Goal of the exercise - Report every line of the records below that includes the string "JSON".

-------- Source records

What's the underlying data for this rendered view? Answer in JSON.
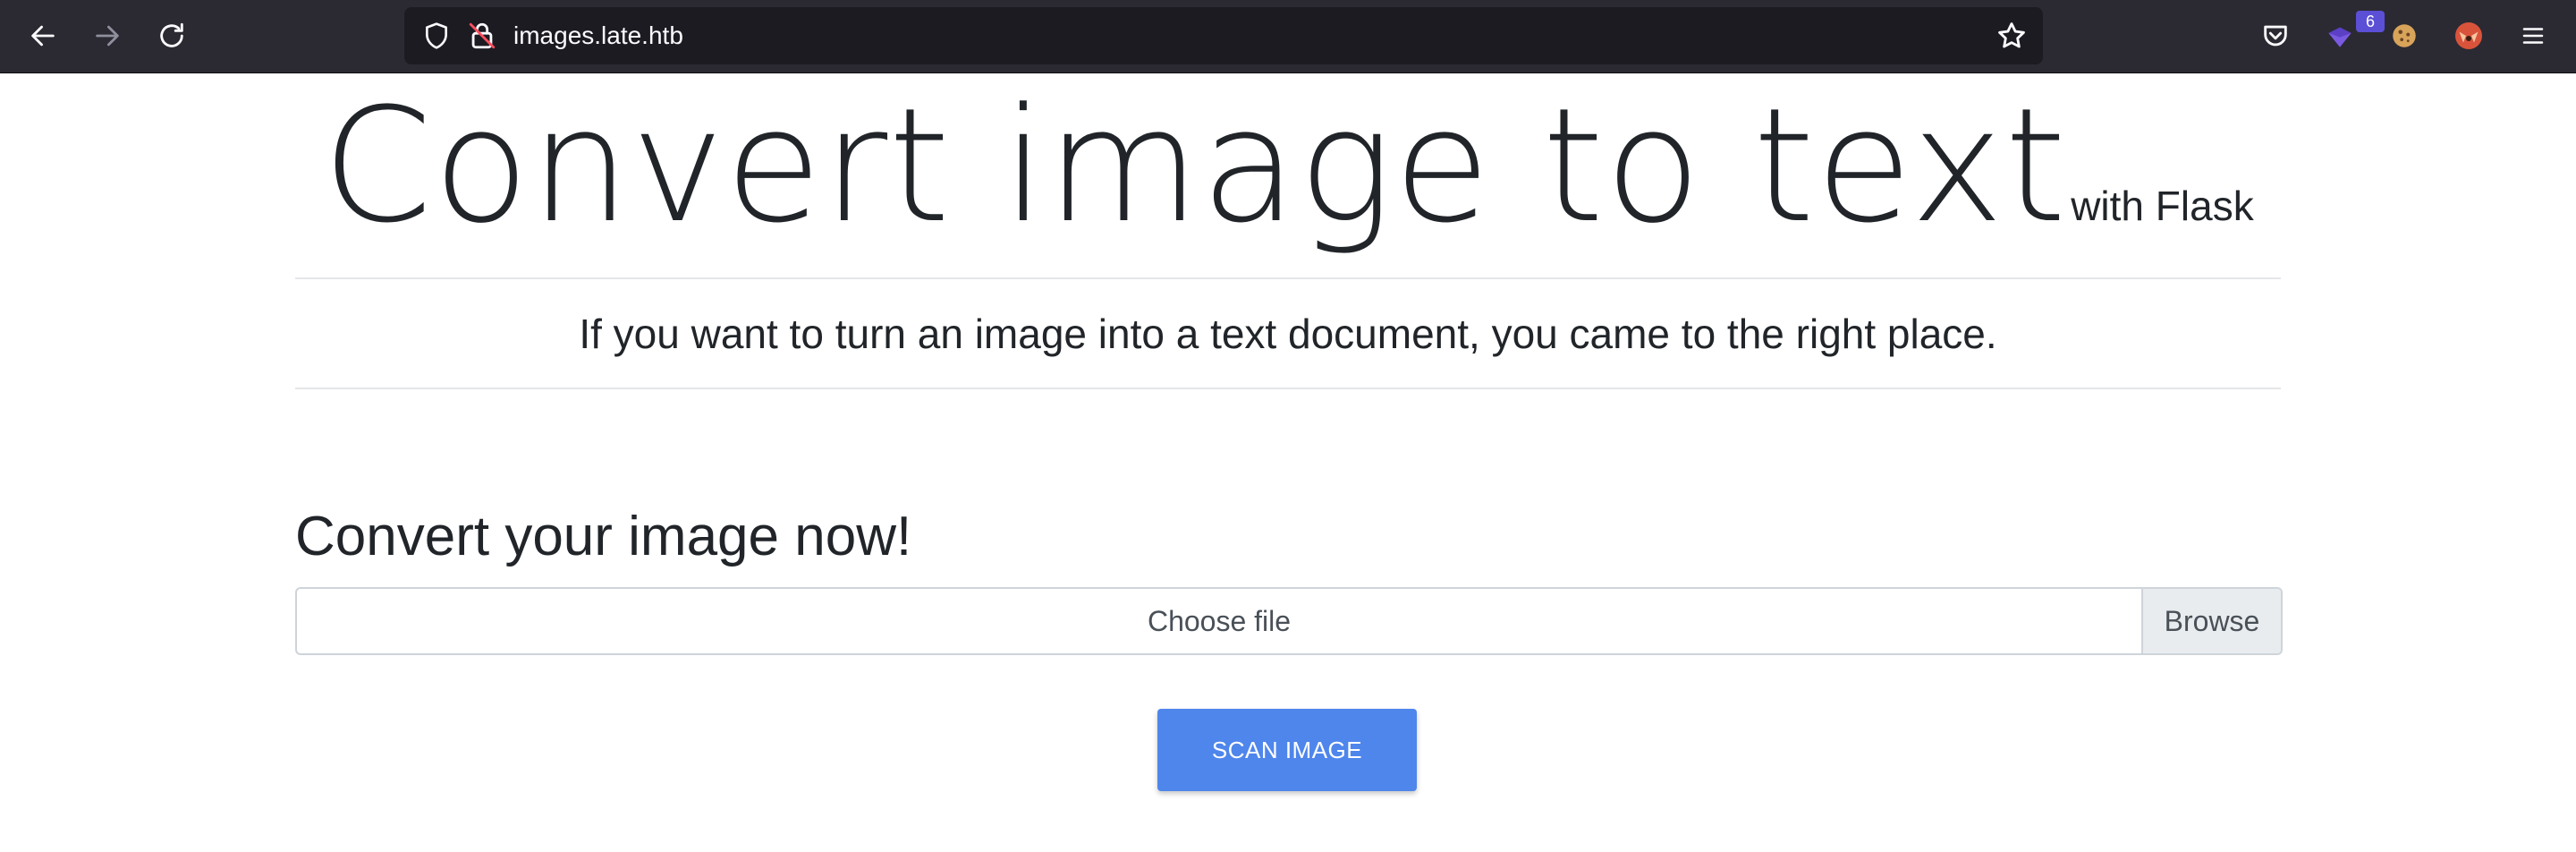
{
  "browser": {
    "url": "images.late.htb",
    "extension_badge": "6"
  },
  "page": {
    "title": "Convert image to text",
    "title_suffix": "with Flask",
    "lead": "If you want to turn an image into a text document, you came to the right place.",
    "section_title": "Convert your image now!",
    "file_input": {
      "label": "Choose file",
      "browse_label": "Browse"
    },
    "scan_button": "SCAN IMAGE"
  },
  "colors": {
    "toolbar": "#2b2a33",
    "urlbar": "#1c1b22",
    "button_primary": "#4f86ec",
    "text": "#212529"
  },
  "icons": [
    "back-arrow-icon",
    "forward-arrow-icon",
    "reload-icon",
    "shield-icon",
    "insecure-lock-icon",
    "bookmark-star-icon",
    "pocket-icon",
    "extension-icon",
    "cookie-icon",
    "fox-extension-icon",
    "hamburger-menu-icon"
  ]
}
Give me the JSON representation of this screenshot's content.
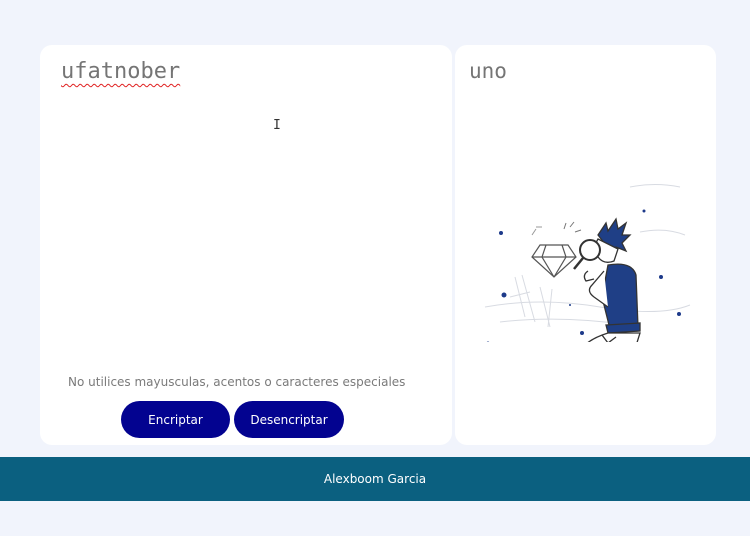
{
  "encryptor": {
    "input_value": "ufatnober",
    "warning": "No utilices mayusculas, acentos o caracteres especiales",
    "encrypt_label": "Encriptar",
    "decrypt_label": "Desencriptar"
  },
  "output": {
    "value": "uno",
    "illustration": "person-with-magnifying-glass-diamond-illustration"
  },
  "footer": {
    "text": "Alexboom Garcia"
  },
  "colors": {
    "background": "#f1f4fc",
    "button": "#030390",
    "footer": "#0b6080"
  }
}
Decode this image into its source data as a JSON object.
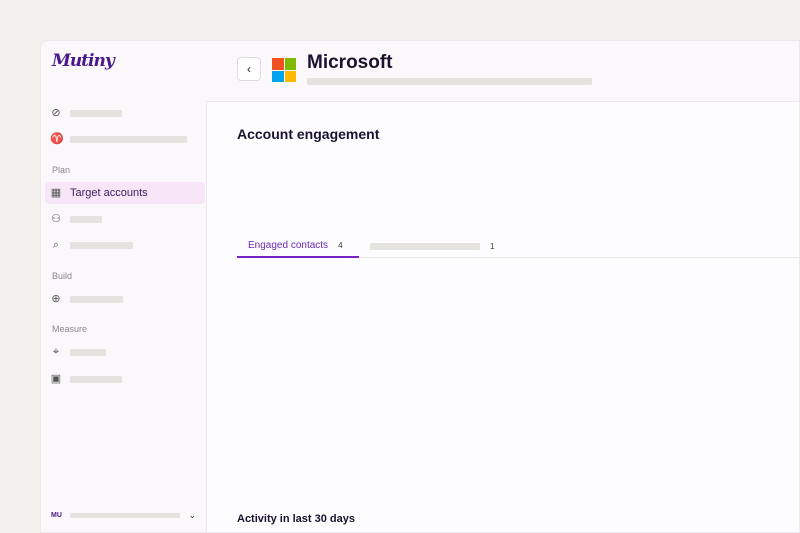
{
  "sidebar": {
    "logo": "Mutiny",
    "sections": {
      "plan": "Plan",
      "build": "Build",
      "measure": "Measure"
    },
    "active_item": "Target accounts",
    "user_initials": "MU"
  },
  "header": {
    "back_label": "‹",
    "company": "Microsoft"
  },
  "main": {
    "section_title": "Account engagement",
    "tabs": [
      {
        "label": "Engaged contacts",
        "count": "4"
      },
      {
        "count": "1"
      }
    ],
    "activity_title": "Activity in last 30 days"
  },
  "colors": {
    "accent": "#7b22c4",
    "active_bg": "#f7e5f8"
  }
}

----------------

Your response -
What's the underlying data for this rendered view? Answer in JSON.
Give me the JSON representation of this screenshot's content.
Decode this image into its source data as a JSON object.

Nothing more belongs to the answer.